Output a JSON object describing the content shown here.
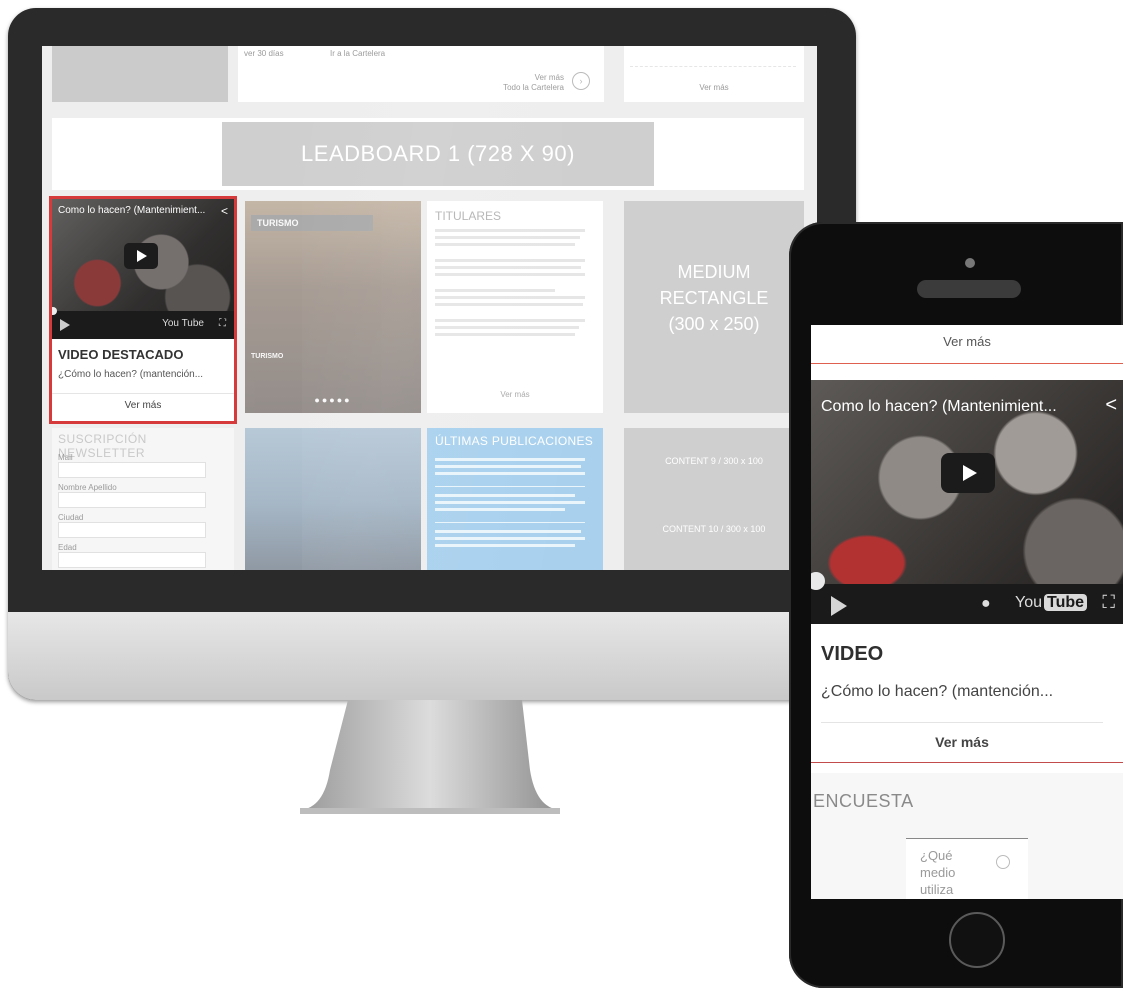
{
  "desktop": {
    "leadboard": "LEADBOARD 1 (728 X 90)",
    "top_snippets": {
      "b_left": "ver 30 días",
      "b_right": "Ir a la Cartelera",
      "c_text_1": "Ver más",
      "c_text_2": "Todo la Cartelera",
      "d_more": "Ver más"
    },
    "video_card": {
      "thumb_title": "Como lo hacen? (Mantenimient...",
      "youtube": "You Tube",
      "title": "VIDEO DESTACADO",
      "subtitle": "¿Cómo lo hacen? (mantención...",
      "more": "Ver más"
    },
    "turismo": {
      "label": "TURISMO",
      "caption": "TURISMO",
      "dots": "●●●●●"
    },
    "titulares": {
      "title": "TITULARES",
      "more": "Ver más"
    },
    "medium_rect": [
      "MEDIUM",
      "RECTANGLE",
      "(300 x 250)"
    ],
    "newsletter": {
      "title": "SUSCRIPCIÓN NEWSLETTER",
      "fields": [
        "Mail",
        "Nombre Apellido",
        "Ciudad",
        "Edad"
      ]
    },
    "ultimas": {
      "title": "ÚLTIMAS PUBLICACIONES"
    },
    "content_boxes": [
      "CONTENT 9 / 300 x 100",
      "CONTENT 10 / 300 x 100"
    ]
  },
  "phone": {
    "top_more": "Ver más",
    "video_title": "Como lo hacen? (Mantenimient...",
    "youtube_you": "You",
    "youtube_tube": "Tube",
    "section_title": "VIDEO",
    "subtitle": "¿Cómo lo hacen? (mantención...",
    "more": "Ver más",
    "poll_title": "ENCUESTA",
    "poll_question": "¿Qué medio utiliza para"
  }
}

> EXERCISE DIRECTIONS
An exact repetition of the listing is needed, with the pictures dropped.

> EXERCISE RESPONSE
Output a JSON object describing the content shown here.
{
  "desktop": {
    "leadboard": "LEADBOARD 1 (728 X 90)",
    "top_snippets": {
      "b_left": "ver 30 días",
      "b_right": "Ir a la Cartelera",
      "c_text_1": "Ver más",
      "c_text_2": "Todo la Cartelera",
      "d_more": "Ver más"
    },
    "video_card": {
      "thumb_title": "Como lo hacen? (Mantenimient...",
      "youtube": "You Tube",
      "title": "VIDEO DESTACADO",
      "subtitle": "¿Cómo lo hacen? (mantención...",
      "more": "Ver más"
    },
    "turismo": {
      "label": "TURISMO",
      "caption": "TURISMO",
      "dots": "●●●●●"
    },
    "titulares": {
      "title": "TITULARES",
      "more": "Ver más"
    },
    "medium_rect": [
      "MEDIUM",
      "RECTANGLE",
      "(300 x 250)"
    ],
    "newsletter": {
      "title": "SUSCRIPCIÓN NEWSLETTER",
      "fields": [
        "Mail",
        "Nombre Apellido",
        "Ciudad",
        "Edad"
      ]
    },
    "ultimas": {
      "title": "ÚLTIMAS PUBLICACIONES"
    },
    "content_boxes": [
      "CONTENT 9 / 300 x 100",
      "CONTENT 10 / 300 x 100"
    ]
  },
  "phone": {
    "top_more": "Ver más",
    "video_title": "Como lo hacen? (Mantenimient...",
    "youtube_you": "You",
    "youtube_tube": "Tube",
    "section_title": "VIDEO",
    "subtitle": "¿Cómo lo hacen? (mantención...",
    "more": "Ver más",
    "poll_title": "ENCUESTA",
    "poll_question": "¿Qué medio utiliza para"
  }
}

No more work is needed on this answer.